The second installment of Bunbury had a slightly different feel to it, mainly due to the forecast that called for rain. This called for some preparation (in the form of a poncho and CamelBak) so that I could stay hydrated and dry when the rain came sweeping in.
I headed toward the madness, then channeled my inner Spongebob Squarepants by shouting "I'm Ready!" before heading into the gate. I caught the tail end of the Worn Flints, with their long beards, long hair, and flannel shirts. It felt as if the band from Almost Famous was back on stage with pure energy in the form of guitars and drums. Jack White, Rage Against the Machine, the Black Keys, they all come to mind as the band gives the audience all their energy.
I moved down the path and managed to get a good spot for the Neighborhood. The crowd crept up, trying to get a good seat, and the sound check got a roar out of the crowd. With all checks done, the concert was set to go. They came out and proceeded to rock it down, dancing through their two albums. The crowd grooved along, and I had a chance to abscond so I could get a chance to hear what this Cal Scruby dude is all about.
Unfortunately for Cal, the rains decided to come right as he was getting into his second track. The DJ had gotten the crowd gathered by the river stage in a hype with Jumpman by Drake, but the weather caused his microphone to lose power. With the technical difficulties, I tried to make my way back to see if the same fate had befallen the Neighborhood, but they had finished their set.
With the rain dying down, I went back to see if the other stage had remedied their problems. No equipment was necessary because they settled on using an Aux cord and iPhone! Cal rapped over his studio produced tracks. It's awesome to see an artist who does whatever it takes to put on a show for the people gathered to listen to their style. Then he straight killed it, crowd mobbing and thrashing. It ended with Cal throwing himself into the crowd to surf as he dropped the mic. Truly a cool scene.
Next it was time to set up for a bucket list artist of mine -- Big Boi from Outkast, who has hooked up with the techno wizardry of Phantogram. Before that could happen though, I soaked up an hour of G. Love and the Special Sauce.

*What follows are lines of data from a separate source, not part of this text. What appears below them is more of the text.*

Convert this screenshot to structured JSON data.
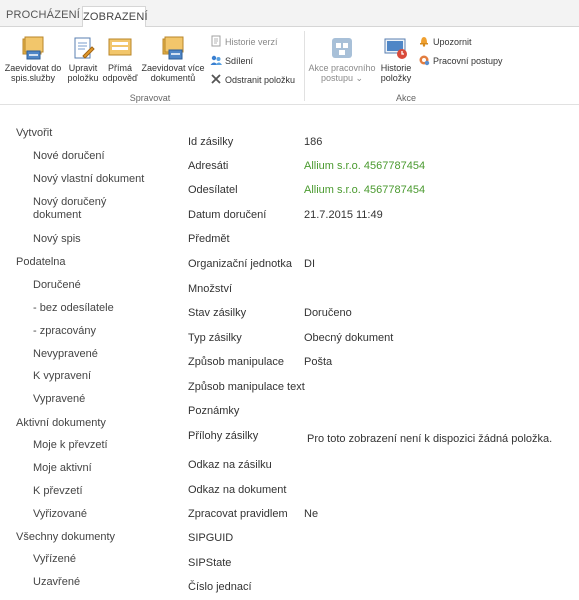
{
  "tabs": {
    "browse": "PROCHÁZENÍ",
    "view": "ZOBRAZENÍ"
  },
  "ribbon": {
    "group_manage": {
      "label": "Spravovat",
      "buttons": {
        "file_to_folder": [
          "Zaevidovat do",
          "spis.služby"
        ],
        "edit_item": [
          "Upravit",
          "položku"
        ],
        "direct_answer": [
          "Přímá",
          "odpověď"
        ],
        "file_multiple": [
          "Zaevidovat více",
          "dokumentů"
        ]
      },
      "small": {
        "version_history": "Historie verzí",
        "share": "Sdílení",
        "delete_item": "Odstranit položku"
      }
    },
    "group_actions": {
      "label": "Akce",
      "buttons": {
        "workflows": [
          "Akce pracovního",
          "postupu ⌄"
        ],
        "item_history": [
          "Historie",
          "položky"
        ]
      },
      "small": {
        "alert": "Upozornit",
        "workflows_small": "Pracovní postupy"
      }
    }
  },
  "nav": [
    {
      "label": "Vytvořit",
      "level": 1
    },
    {
      "label": "Nové doručení",
      "level": 2
    },
    {
      "label": "Nový vlastní dokument",
      "level": 2
    },
    {
      "label": "Nový doručený",
      "level": 2
    },
    {
      "label": "dokument",
      "level": 2
    },
    {
      "label": "Nový spis",
      "level": 2
    },
    {
      "label": "Podatelna",
      "level": 1
    },
    {
      "label": "Doručené",
      "level": 2
    },
    {
      "label": "- bez odesílatele",
      "level": 2
    },
    {
      "label": "- zpracovány",
      "level": 2
    },
    {
      "label": "Nevypravené",
      "level": 2
    },
    {
      "label": "K vypravení",
      "level": 2
    },
    {
      "label": "Vypravené",
      "level": 2
    },
    {
      "label": "Aktivní dokumenty",
      "level": 1
    },
    {
      "label": "Moje k převzetí",
      "level": 2
    },
    {
      "label": "Moje aktivní",
      "level": 2
    },
    {
      "label": "K převzetí",
      "level": 2
    },
    {
      "label": "Vyřizované",
      "level": 2
    },
    {
      "label": "Všechny dokumenty",
      "level": 1
    },
    {
      "label": "Vyřízené",
      "level": 2
    },
    {
      "label": "Uzavřené",
      "level": 2
    }
  ],
  "properties": [
    {
      "label": "Id zásilky",
      "value": "186"
    },
    {
      "label": "Adresáti",
      "value": "Allium s.r.o. 4567787454",
      "link": true
    },
    {
      "label": "Odesílatel",
      "value": "Allium s.r.o. 4567787454",
      "link": true
    },
    {
      "label": "Datum doručení",
      "value": "21.7.2015 11:49"
    },
    {
      "label": "Předmět",
      "value": ""
    },
    {
      "label": "Organizační jednotka",
      "value": "DI"
    },
    {
      "label": "Množství",
      "value": ""
    },
    {
      "label": "Stav zásilky",
      "value": "Doručeno"
    },
    {
      "label": "Typ zásilky",
      "value": "Obecný dokument"
    },
    {
      "label": "Způsob manipulace",
      "value": "Pošta"
    },
    {
      "label": "Způsob manipulace text",
      "value": ""
    },
    {
      "label": "Poznámky",
      "value": ""
    },
    {
      "label": "Přílohy zásilky",
      "value": "",
      "note": "Pro toto zobrazení není k dispozici žádná položka."
    },
    {
      "label": "Odkaz na zásilku",
      "value": ""
    },
    {
      "label": "Odkaz na dokument",
      "value": ""
    },
    {
      "label": "Zpracovat pravidlem",
      "value": "Ne"
    },
    {
      "label": "SIPGUID",
      "value": ""
    },
    {
      "label": "SIPState",
      "value": ""
    },
    {
      "label": "Číslo jednací",
      "value": ""
    }
  ]
}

The funky band gets everyone feeling a good vibe and positive mind change after being rained on.
Then I army marched myself to get a good seat for Big Grams. The attendants on stage teased the crowd several times by raising and lowering the plastic covers on the equipment as the rain struck again. But then the sun came out, the light structure went up, and Big Grams came out to thunderous applause. Almost immediately, they raised the bar. Donning a Red Cincinnati hat, Big Boi won over the crowd with deep, low beats, a smooth delivery, and the melodic voice of Sarah Barthel. They went through their record released earlier in the year, hitting all the songs on my personal checklist, and then gave us a sing-along to "Ms. Jackson."

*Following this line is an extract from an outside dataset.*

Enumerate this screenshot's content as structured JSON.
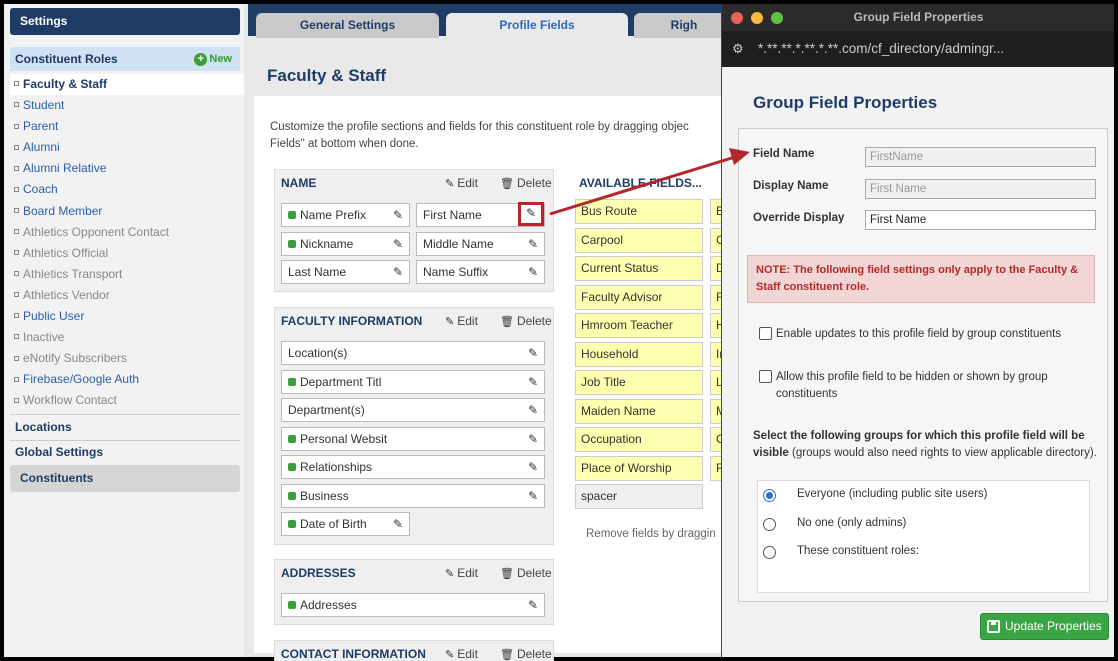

Umphrey McGee, Grizfolk, and Diarrhea Planet did not really blow me away. Granted they are on lower level than the remaining musical acts, but did give some gusto. Umphrey McGee had the best overall performance, but they all paled in comparison to the last two acts of the night.
The sun went down, the lights come on, and the crowd had amassed to see a true O.G, the heart of the Gangsta rap era, Ice Cube. Earlier in the day I had overheard a 20-year old worker telling someone that he didn't even know Ice Cube rapped. All I can hope is that the young man was able to see what went down. It was as if Ice Cube had gone through a time machine to when he was banned from performing in Cincinnati in 1989. He brought all that pent-up angst, anger, and energy back to form. It wasn't all of NWA because MC Wren had to cancel his appearance due to a death in the family, but we were treated to seeing his son come out and go back and forth for a track. Then it was down through the NWA tracks that Cube rapped on, and the crowd filled in all the blanks. F*** the Police complete with middle fingers in the air? Check. 1989? Check. Straight outta Compton? Check. Back in too it, check. He brought it all and showed that when it comes to stage presence and pure energy, none can compare to a fully invested Ice Cube.

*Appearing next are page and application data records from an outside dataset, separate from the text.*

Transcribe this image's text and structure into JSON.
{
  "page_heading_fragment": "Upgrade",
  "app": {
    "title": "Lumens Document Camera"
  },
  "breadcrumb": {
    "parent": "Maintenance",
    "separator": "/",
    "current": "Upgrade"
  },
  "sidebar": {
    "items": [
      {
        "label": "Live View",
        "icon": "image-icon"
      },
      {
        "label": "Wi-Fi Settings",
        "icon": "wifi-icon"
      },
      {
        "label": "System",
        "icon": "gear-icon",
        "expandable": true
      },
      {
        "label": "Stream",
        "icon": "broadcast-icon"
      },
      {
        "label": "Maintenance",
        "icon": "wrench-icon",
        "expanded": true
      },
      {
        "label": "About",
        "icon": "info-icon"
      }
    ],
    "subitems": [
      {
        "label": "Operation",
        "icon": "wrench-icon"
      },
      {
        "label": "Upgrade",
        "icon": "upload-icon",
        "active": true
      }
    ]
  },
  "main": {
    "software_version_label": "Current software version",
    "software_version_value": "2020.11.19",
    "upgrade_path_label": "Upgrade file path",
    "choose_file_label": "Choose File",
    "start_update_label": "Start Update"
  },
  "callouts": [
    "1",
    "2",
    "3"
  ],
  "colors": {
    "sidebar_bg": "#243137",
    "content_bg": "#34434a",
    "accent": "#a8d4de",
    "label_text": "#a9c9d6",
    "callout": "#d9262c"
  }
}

Which leads to the craziest, loudest, most mesmerizing stage show my eyes have ever seen. Deadmaus! WOW! They had the loudest beat drops, lights coordinated with the music, and a beat that grabs you and compels you to dance. The iconic mouse head had glowing eyes, akin to being a bug zapper that draws us closer. He moved frantically from soundboard to switch, all to keep the beat moving until the next change in rhythm. The chaos was organized and catchy. Each trail he made with new sounds led to more people throwing their hands up and sitting on each other's shoulders. Glow sticks and beach balls were flying; all of it continuously building until the lights go went for the night.
With the long day over, and my shoes soaked in mud, I headed home to rest up for the flower children that will surely be enveloping the area for Florence and the Machine. After having run my ears through the heavy bass drops today, I will welcome her siren voice to close down a truly epic weekend.